Usually occurring when we least expect it, such as during a meal or while brushing, eventually, the baby tooth will fall out. This may or may not be accompanied by some degree of bleeding. Your first step is to remain calm. If you stay in control of the situation it will help your child to remain calm as well. Explain that everything that is happening is perfectly normal. Have your child rinse their mouth with warm water to get out any blood that may be present. This is a great time to reinforce the importance of good dental hygiene. Make sure that when brushing they only gently clean the area where the tooth fell out. Avoiding foods and drinks such as soda, sugary snacks, and candy will keep their teeth clean and healthy as well. These tips will not only promote healthy oral care but also aid in the proper strength and development of their permanent teeth.


Now that your little one lost their tooth, what to do with it is a matter of personal preference for your family. A surprising number of people elect to simply toss the discarded tooth in the trash. Admittedly, the idea of holding onto ejected teeth is not for everyone. I have had some parents explain to me that they find the practice of keeping bloody baby teeth as more than a little “ghoulish”. For the health conscious people out there, emerging health scientists are encouraging parents to hang onto their children’s baby teeth due to the fact that they are an excellent source of mesenchymal stem cells. These stem cells can be used in the event your child develops certain illnesses and diseases like various cancers. Be warned, the services out there that properly store your child’s teeth are not for the financially faint of heart. Expect to pay anywhere from $1,000 to $2,000 dollars for the service with additional annual fee’s exceeding $100.00. Still, the idea that you may be able to cure a potentially fatal disease in your child is considered to be more than worth the cost.

If you want to hold onto the teeth for posterity’s sake, some companies make what is referred to as “tooth boxes”. These decorative boxes have spaces to house all 20 of your child’s baby teeth. If your goal, however, is to fill every spot, a word of caution, rarely will you be able to recover all 20 teeth. Whether ingested unknowingly during a meal or lost while playing, it’s not uncommon for your child to suddenly realize they have an empty space where a tooth once was. Handling this situation can be a bit tricky and I have spent more than a few hours on my hands and knees in the backyard looking for teeth under the supervision of an inconsolable child; the part of parenthood you don’t find in “what to expect” type books.  

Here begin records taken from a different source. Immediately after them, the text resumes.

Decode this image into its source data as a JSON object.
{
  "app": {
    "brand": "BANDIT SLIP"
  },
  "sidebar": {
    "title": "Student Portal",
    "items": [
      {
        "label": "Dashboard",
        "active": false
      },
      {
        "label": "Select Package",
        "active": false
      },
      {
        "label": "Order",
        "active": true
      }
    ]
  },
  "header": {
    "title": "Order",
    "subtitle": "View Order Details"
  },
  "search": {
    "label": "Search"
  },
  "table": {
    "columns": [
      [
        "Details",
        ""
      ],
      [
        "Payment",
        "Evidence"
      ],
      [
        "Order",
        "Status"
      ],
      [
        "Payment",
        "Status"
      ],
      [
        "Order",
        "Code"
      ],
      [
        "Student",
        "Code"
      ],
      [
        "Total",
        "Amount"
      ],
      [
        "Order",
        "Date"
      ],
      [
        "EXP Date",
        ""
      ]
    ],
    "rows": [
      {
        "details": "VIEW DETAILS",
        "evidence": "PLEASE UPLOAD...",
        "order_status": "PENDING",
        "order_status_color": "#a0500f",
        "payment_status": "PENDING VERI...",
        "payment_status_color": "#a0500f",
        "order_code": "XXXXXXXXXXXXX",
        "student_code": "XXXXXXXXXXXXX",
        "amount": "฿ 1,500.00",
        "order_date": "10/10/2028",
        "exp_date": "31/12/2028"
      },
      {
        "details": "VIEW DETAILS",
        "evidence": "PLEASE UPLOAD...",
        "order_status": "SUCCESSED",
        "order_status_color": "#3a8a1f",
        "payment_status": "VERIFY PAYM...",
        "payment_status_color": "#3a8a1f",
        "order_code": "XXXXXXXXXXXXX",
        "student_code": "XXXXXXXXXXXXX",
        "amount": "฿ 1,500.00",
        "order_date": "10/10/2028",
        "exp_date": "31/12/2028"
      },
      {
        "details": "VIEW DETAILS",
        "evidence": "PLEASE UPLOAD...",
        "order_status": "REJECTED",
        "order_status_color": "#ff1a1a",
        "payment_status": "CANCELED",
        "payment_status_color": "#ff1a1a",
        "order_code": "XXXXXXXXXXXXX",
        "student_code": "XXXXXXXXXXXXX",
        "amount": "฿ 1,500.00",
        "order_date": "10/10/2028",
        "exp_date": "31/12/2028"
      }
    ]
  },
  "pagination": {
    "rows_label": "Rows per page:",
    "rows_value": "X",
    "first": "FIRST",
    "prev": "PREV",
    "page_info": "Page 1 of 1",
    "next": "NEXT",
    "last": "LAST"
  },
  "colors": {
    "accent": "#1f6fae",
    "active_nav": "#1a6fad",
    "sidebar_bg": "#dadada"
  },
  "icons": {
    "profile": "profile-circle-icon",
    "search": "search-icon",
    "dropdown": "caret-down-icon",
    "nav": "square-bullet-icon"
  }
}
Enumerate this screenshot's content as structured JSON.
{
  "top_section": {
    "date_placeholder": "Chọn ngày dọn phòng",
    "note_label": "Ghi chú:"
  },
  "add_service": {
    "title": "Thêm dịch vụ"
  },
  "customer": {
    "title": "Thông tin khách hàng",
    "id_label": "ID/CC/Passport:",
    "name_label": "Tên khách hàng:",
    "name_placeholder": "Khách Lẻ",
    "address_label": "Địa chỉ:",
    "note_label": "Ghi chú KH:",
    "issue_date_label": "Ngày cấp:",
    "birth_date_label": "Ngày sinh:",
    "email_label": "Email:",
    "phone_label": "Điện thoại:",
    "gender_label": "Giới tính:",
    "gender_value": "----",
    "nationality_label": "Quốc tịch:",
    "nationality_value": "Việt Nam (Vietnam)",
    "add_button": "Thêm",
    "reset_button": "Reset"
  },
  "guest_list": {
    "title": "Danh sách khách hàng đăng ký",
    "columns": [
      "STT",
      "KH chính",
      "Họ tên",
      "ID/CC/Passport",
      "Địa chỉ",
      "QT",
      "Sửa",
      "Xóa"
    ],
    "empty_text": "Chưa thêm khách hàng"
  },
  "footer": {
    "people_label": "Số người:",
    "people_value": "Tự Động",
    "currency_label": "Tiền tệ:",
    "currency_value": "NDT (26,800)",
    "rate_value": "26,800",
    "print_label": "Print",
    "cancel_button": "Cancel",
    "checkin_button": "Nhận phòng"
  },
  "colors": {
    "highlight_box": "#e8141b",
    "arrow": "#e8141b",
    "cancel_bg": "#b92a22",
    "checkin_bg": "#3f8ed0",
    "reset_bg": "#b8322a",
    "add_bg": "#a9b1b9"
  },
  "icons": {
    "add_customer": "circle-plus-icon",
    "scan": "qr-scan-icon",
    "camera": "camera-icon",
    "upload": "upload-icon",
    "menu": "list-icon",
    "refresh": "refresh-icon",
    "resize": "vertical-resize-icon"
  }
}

The most traditional route though of course is the Tooth Fairy. If you ever want to create a social media controversy, just ask on a public forum what is an ideal amount of gift money for the Tooth Fairy, (aka Mom and Dad) to leave a child. Some of the answers will likely frighten you. Our family has always used the Tooth Fairy, leaving $1.00 to our kids per tooth, with IOU credit given to the ones that we were never able to recover. If the idea of giving money to a 5-year-old for a simple bodily function is off-putting to you, have no fear. This is also a great time to reinforce good oral and dental hygiene. Your Tooth Fairy can leave behind a new toothbrush, disposable floss items, or any other dental care products that will add a little magic and excitement to their daily dental routine.


Whatever route you go, be sure to take advantage of the event. It’s a wonderful, (and bittersweet), time to share with your child one of the many transitional aspects of growing and development that they’re going to experience. As long as you approach it with informed decisions and a calm demeanor, you’ll set the tone for many other bodily changes down the road. As this period is the dawn of self-awareness for most children, where they’re able to understand the physiological changes in their bodies, you have an opportunity to help them embrace the sometimes scary experience. You may even find their curiosity growing about what other changes they can expect in the future as they continue to grow. One thing is for certain, you are both likely to remember these moments long into the future; I know I do.